  2. Incident Response Platform (IRP);
  3. Cyber ​​Intelligence Systems. (Threat intelligense platform, TIP).

One of the best open source information security systems that amazes me with its simplicity, usability and functionality is the TheHive Project IRP stack . The stack itself consists of several elements, we are interested in 2.

  1. TheHive is an incident response platform.
  2. Cortex is an incident data enrichment system.

TheHive Project stack.

Thehive is an incident response platform that has an impressive architecture and amazing flexibility under the hood that allows you to adapt the incident response process to any already established business process in the company. TheHive is designed to manage incidents throughout the life cycle. Each incident (case) is divided into tasks, for example, the "DDoS site" case is divided into tasks:

  • "Determine the level, L7 or channel clog?"
  • "Change IP applications"
  • "Blackhole routing"

A report is written for each task, each task is assigned personally to the person responsible, and when the task is closed, the director of the information security division decides whether or not this information can be shared with another company office, according to TLP rules or with whom else.

TheHive UI.
TheHive UI

TheHive receives data from any system through the TheHive4Py API , for example, from SIEM, or is manually driven in by a security guard. Each incident has an important component - indicators of compromise. These are links, IPs, domains, samples of malicious files, hashes, process names, and so on. In fact, the security guard considered the threat. And here the second element of the stack appears - Cortex . He, using the API of dozens of services (commercial and not very) enriches the incident data.
Here is an example case - an antivirus on a working computer finds a suspicious file, a security guard enters the file into TheHive and logs the incident (Case). The incident is divided into tasks (Tasks), for example, "Disconnect the workstation from the network", "Check Petrov's work mail" and so on. And while the IT employee is engaged in these tasks, the information security analyst using Cortex will determine the number of antiviruses that detected the file on VirusTotal, a malicious campaign in which the file took part in AlienVault OTX , the exact date of the malicious company, file metadata, sends the file to Cuckoo Sandbox and will carry out another 8-10 checks. By pressing one button. Yes, just one button. And Cortex will do the rest and add the data to TheHive.

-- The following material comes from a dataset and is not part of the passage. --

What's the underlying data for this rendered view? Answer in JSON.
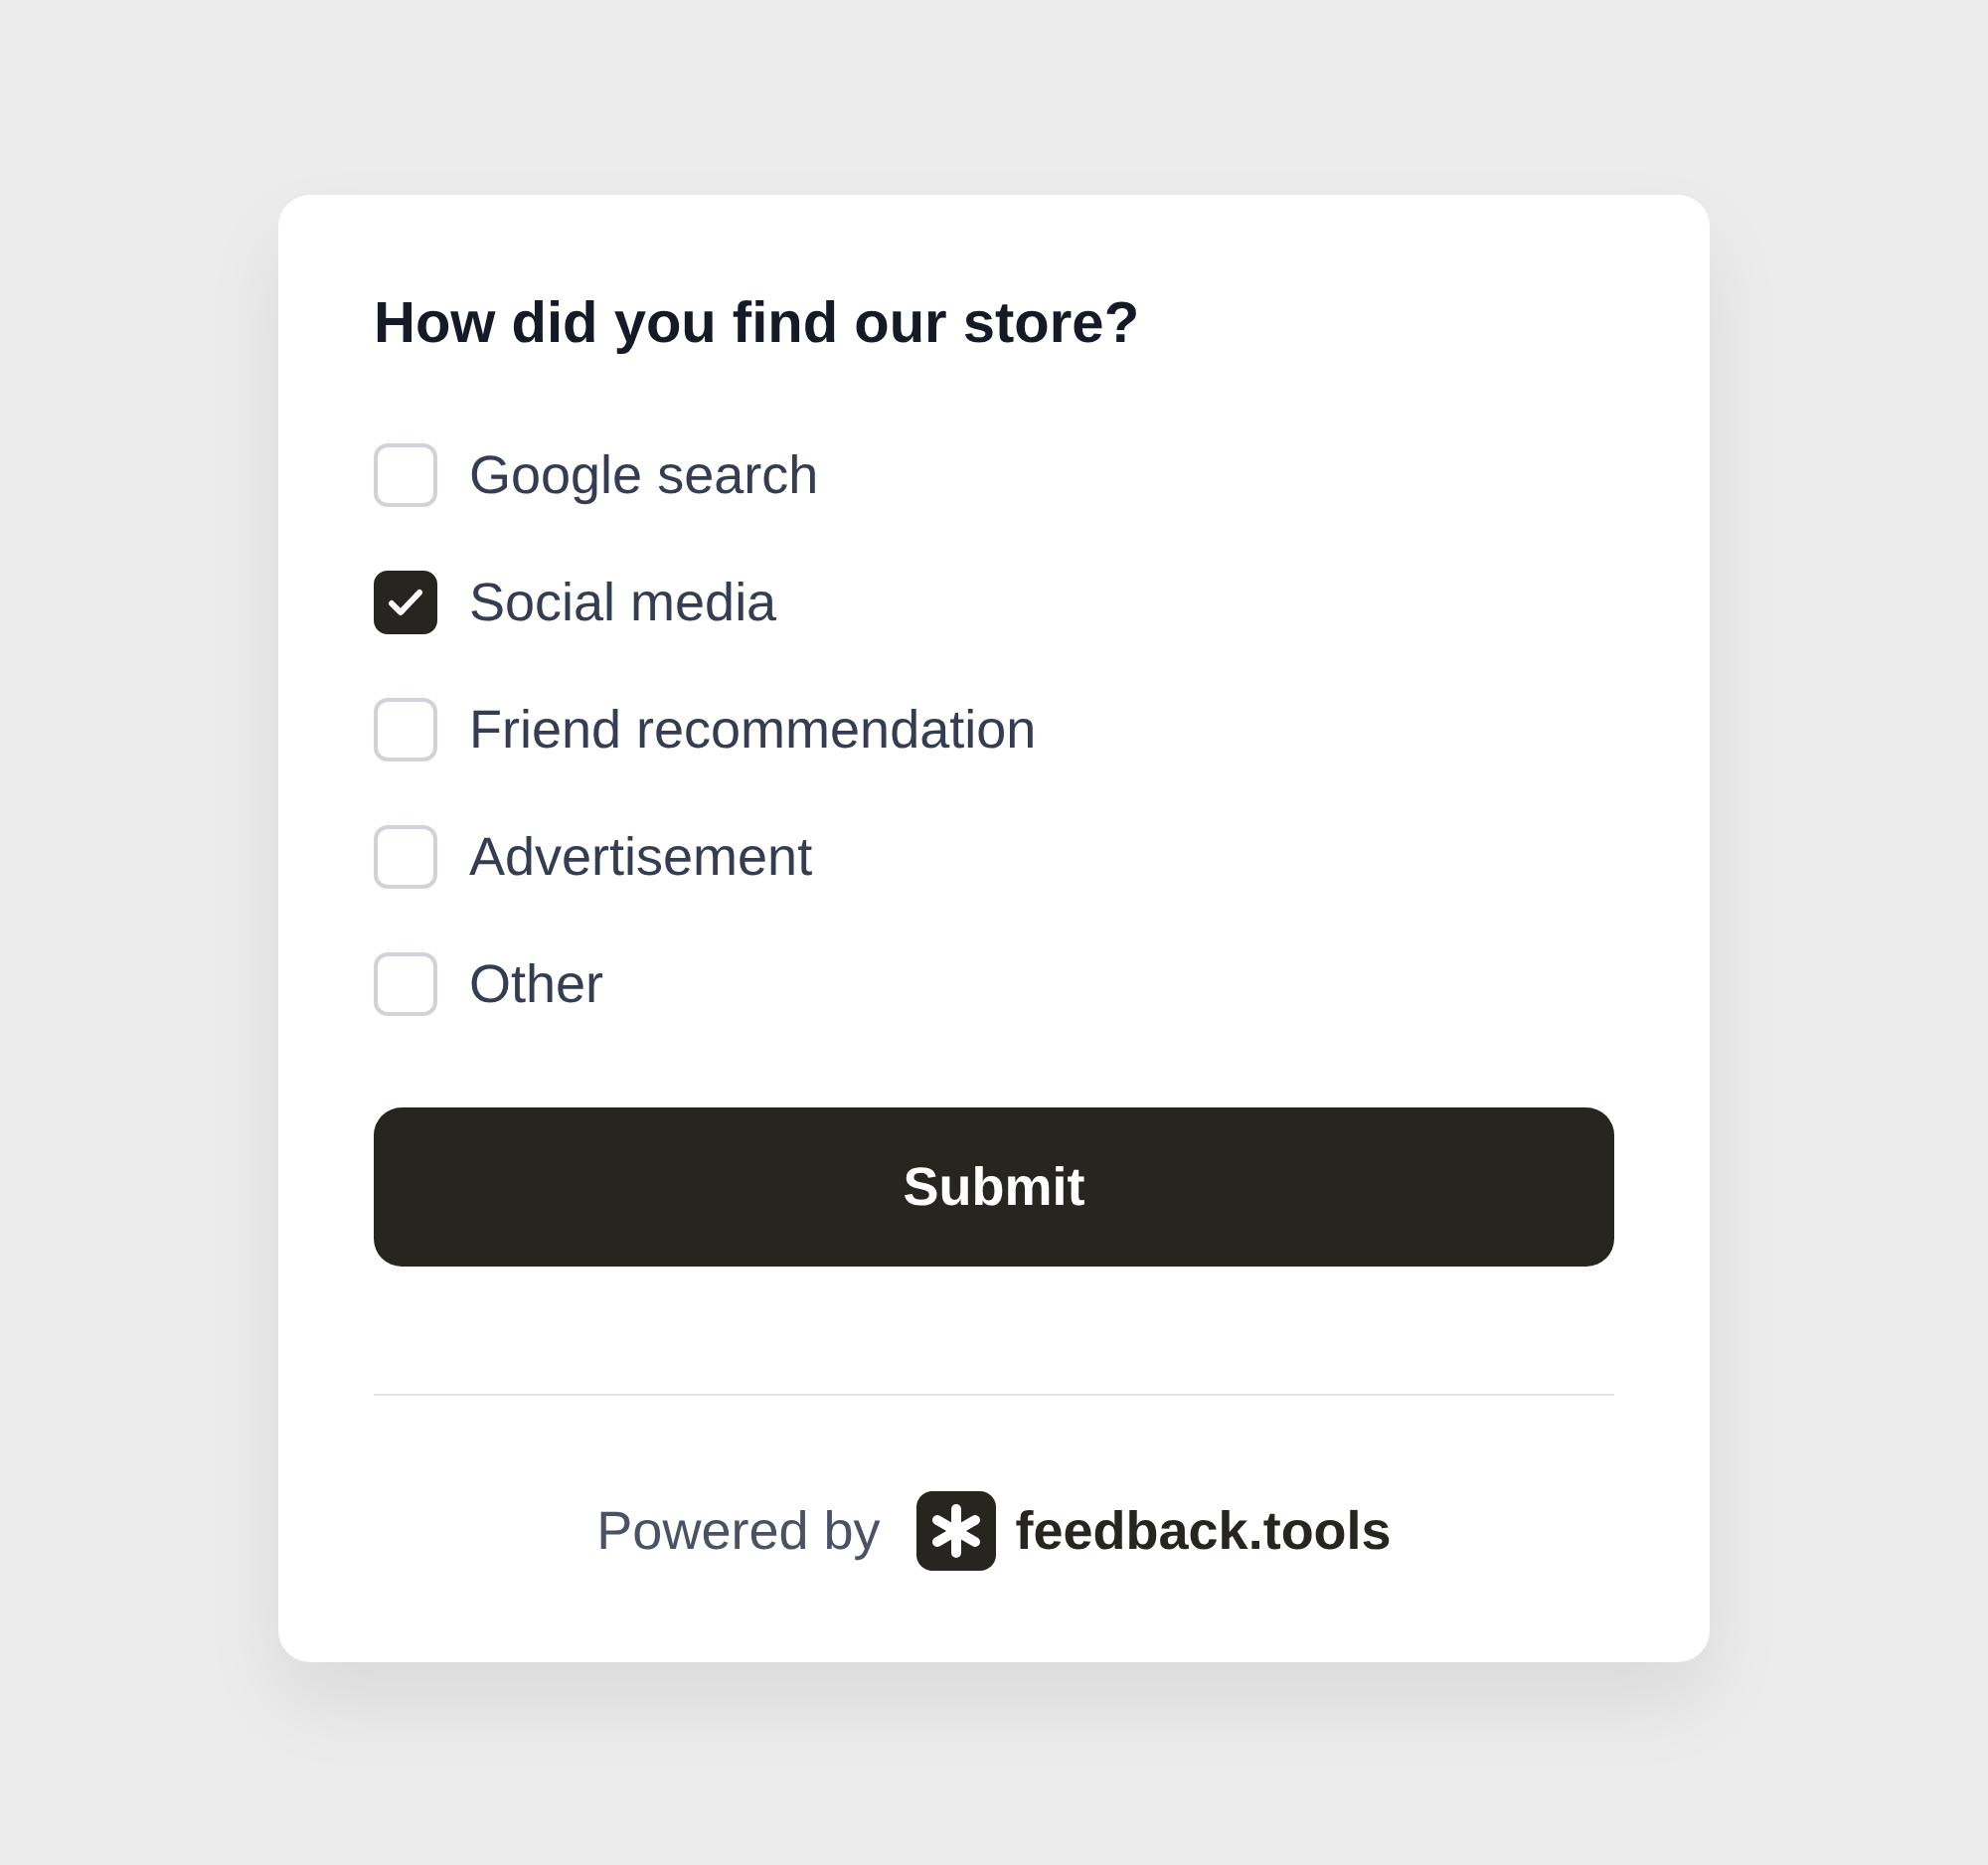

Data on closed confirmed incidents from TheHive and Cuckoo goes to Misp and is immediately sent to geographically remote divisions of the company, where there is a preventive blocking of compromise indicators in information protection systems: the IP address of the virus management server on the Firewall, and the antivirus hash file is blocked on the workstation.
In addition, you have a structured database of all incidents, samples of all malicious files, and many times more detailed information about the incident, collected instantly. And the built-in mechanisms of TheHive metrics will allow you to analyze the work of the monitoring and response groups to incidents, subsequently marking them a fair KPI.

MISP, among other things, has 47 predefined feeds, the inclusion of which allows you to receive indicators of compromise from other CERTs, these indicators can be checked in the logs of existing IB and IT systems. For example, a domain got into MISP, and the script made by the company’s system administrator checks all links from the corporate Proxy to MISP, and if it does, it disconnects the user from the network and the threat can be prevented even before the user is infected.
And the cherry on the cake: all of the above software is open source, which is friendly with each other, well-documented and able to work with Cuckoo Sandbox. Beauty, isn't it?

Thanks for your attention!

useful links

In this section, not all useful links were written out, I wrote down on this list what was useful in my work, I knew most of them from memory or from experience, so if there is anything to add, write to the PM.